__About this exercise__:
Copy every record exactly, with nothing left out.

Record extracts below:

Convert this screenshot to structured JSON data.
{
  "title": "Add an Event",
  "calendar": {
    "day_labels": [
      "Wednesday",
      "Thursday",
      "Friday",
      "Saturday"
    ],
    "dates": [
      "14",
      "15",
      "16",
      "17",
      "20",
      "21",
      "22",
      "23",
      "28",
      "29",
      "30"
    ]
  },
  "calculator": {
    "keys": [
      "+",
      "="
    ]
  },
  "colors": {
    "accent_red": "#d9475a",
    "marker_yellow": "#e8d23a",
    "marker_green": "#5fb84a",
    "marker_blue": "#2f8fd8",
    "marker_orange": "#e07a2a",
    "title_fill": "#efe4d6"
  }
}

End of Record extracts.

__Result__:
Convert this screenshot to structured JSON data.
{
  "title": "Add an Event",
  "calendar": {
    "day_labels": [
      "Wednesday",
      "Thursday",
      "Friday",
      "Saturday"
    ],
    "dates": [
      "14",
      "15",
      "16",
      "17",
      "20",
      "21",
      "22",
      "23",
      "28",
      "29",
      "30"
    ]
  },
  "calculator": {
    "keys": [
      "+",
      "="
    ]
  },
  "colors": {
    "accent_red": "#d9475a",
    "marker_yellow": "#e8d23a",
    "marker_green": "#5fb84a",
    "marker_blue": "#2f8fd8",
    "marker_orange": "#e07a2a",
    "title_fill": "#efe4d6"
  }
}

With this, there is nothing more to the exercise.